-- EXERCISE DIRECTIONS --
Output all of the listing, leaving every line exactly as written.
(DATA RECORDS)
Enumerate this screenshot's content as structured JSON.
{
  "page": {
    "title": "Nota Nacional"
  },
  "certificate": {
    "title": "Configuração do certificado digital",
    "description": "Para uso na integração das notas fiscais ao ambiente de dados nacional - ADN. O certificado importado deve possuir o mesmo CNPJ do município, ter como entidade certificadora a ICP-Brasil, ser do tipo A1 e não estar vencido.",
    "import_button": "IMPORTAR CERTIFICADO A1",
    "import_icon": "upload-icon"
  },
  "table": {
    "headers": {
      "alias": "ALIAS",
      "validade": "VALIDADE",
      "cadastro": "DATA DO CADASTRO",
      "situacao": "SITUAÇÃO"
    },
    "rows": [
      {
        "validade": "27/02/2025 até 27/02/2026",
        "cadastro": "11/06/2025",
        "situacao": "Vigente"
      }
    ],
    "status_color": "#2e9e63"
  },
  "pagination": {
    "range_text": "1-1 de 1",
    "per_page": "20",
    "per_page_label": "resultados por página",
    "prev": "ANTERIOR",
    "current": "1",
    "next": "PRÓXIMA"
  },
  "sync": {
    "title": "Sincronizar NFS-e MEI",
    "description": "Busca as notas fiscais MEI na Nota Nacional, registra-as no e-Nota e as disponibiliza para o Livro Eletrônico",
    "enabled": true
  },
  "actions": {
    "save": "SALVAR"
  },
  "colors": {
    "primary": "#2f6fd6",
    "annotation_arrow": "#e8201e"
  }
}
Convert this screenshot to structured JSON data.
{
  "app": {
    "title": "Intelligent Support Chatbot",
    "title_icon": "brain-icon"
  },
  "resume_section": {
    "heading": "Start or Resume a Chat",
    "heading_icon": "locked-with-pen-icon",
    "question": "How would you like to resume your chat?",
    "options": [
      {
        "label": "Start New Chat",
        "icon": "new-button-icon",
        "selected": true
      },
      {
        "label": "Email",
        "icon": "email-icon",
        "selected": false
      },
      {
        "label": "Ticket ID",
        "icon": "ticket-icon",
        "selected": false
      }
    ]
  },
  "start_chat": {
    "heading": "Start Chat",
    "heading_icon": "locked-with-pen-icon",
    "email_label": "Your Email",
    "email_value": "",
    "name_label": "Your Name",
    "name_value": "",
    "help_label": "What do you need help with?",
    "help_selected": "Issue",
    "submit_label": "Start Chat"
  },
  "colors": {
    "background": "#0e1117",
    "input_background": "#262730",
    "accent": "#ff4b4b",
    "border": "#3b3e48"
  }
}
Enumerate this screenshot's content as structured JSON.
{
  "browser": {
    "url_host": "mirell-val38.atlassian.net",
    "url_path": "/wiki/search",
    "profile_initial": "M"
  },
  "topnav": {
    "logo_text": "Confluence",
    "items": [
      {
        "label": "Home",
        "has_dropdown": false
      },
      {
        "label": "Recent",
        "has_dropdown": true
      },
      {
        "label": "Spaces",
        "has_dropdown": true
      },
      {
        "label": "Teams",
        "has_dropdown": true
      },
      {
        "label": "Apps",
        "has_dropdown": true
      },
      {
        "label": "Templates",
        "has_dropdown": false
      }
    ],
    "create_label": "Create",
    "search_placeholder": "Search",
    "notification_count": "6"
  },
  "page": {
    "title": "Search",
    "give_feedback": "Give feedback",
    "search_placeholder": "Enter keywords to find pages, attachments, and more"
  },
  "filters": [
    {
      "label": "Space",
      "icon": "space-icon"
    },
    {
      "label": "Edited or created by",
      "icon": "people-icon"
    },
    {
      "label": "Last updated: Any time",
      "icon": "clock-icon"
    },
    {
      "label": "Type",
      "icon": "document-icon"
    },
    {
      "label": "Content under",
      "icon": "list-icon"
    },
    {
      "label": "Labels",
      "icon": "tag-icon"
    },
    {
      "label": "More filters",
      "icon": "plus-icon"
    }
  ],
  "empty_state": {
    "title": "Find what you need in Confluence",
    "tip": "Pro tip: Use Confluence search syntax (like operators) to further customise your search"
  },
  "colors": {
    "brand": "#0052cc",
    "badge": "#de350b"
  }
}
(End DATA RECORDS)
-- TASK SOLUTION --
Enumerate this screenshot's content as structured JSON.
{
  "page": {
    "title": "Nota Nacional"
  },
  "certificate": {
    "title": "Configuração do certificado digital",
    "description": "Para uso na integração das notas fiscais ao ambiente de dados nacional - ADN. O certificado importado deve possuir o mesmo CNPJ do município, ter como entidade certificadora a ICP-Brasil, ser do tipo A1 e não estar vencido.",
    "import_button": "IMPORTAR CERTIFICADO A1",
    "import_icon": "upload-icon"
  },
  "table": {
    "headers": {
      "alias": "ALIAS",
      "validade": "VALIDADE",
      "cadastro": "DATA DO CADASTRO",
      "situacao": "SITUAÇÃO"
    },
    "rows": [
      {
        "validade": "27/02/2025 até 27/02/2026",
        "cadastro": "11/06/2025",
        "situacao": "Vigente"
      }
    ],
    "status_color": "#2e9e63"
  },
  "pagination": {
    "range_text": "1-1 de 1",
    "per_page": "20",
    "per_page_label": "resultados por página",
    "prev": "ANTERIOR",
    "current": "1",
    "next": "PRÓXIMA"
  },
  "sync": {
    "title": "Sincronizar NFS-e MEI",
    "description": "Busca as notas fiscais MEI na Nota Nacional, registra-as no e-Nota e as disponibiliza para o Livro Eletrônico",
    "enabled": true
  },
  "actions": {
    "save": "SALVAR"
  },
  "colors": {
    "primary": "#2f6fd6",
    "annotation_arrow": "#e8201e"
  }
}
Convert this screenshot to structured JSON data.
{
  "app": {
    "title": "Intelligent Support Chatbot",
    "title_icon": "brain-icon"
  },
  "resume_section": {
    "heading": "Start or Resume a Chat",
    "heading_icon": "locked-with-pen-icon",
    "question": "How would you like to resume your chat?",
    "options": [
      {
        "label": "Start New Chat",
        "icon": "new-button-icon",
        "selected": true
      },
      {
        "label": "Email",
        "icon": "email-icon",
        "selected": false
      },
      {
        "label": "Ticket ID",
        "icon": "ticket-icon",
        "selected": false
      }
    ]
  },
  "start_chat": {
    "heading": "Start Chat",
    "heading_icon": "locked-with-pen-icon",
    "email_label": "Your Email",
    "email_value": "",
    "name_label": "Your Name",
    "name_value": "",
    "help_label": "What do you need help with?",
    "help_selected": "Issue",
    "submit_label": "Start Chat"
  },
  "colors": {
    "background": "#0e1117",
    "input_background": "#262730",
    "accent": "#ff4b4b",
    "border": "#3b3e48"
  }
}
Enumerate this screenshot's content as structured JSON.
{
  "browser": {
    "url_host": "mirell-val38.atlassian.net",
    "url_path": "/wiki/search",
    "profile_initial": "M"
  },
  "topnav": {
    "logo_text": "Confluence",
    "items": [
      {
        "label": "Home",
        "has_dropdown": false
      },
      {
        "label": "Recent",
        "has_dropdown": true
      },
      {
        "label": "Spaces",
        "has_dropdown": true
      },
      {
        "label": "Teams",
        "has_dropdown": true
      },
      {
        "label": "Apps",
        "has_dropdown": true
      },
      {
        "label": "Templates",
        "has_dropdown": false
      }
    ],
    "create_label": "Create",
    "search_placeholder": "Search",
    "notification_count": "6"
  },
  "page": {
    "title": "Search",
    "give_feedback": "Give feedback",
    "search_placeholder": "Enter keywords to find pages, attachments, and more"
  },
  "filters": [
    {
      "label": "Space",
      "icon": "space-icon"
    },
    {
      "label": "Edited or created by",
      "icon": "people-icon"
    },
    {
      "label": "Last updated: Any time",
      "icon": "clock-icon"
    },
    {
      "label": "Type",
      "icon": "document-icon"
    },
    {
      "label": "Content under",
      "icon": "list-icon"
    },
    {
      "label": "Labels",
      "icon": "tag-icon"
    },
    {
      "label": "More filters",
      "icon": "plus-icon"
    }
  ],
  "empty_state": {
    "title": "Find what you need in Confluence",
    "tip": "Pro tip: Use Confluence search syntax (like operators) to further customise your search"
  },
  "colors": {
    "brand": "#0052cc",
    "badge": "#de350b"
  }
}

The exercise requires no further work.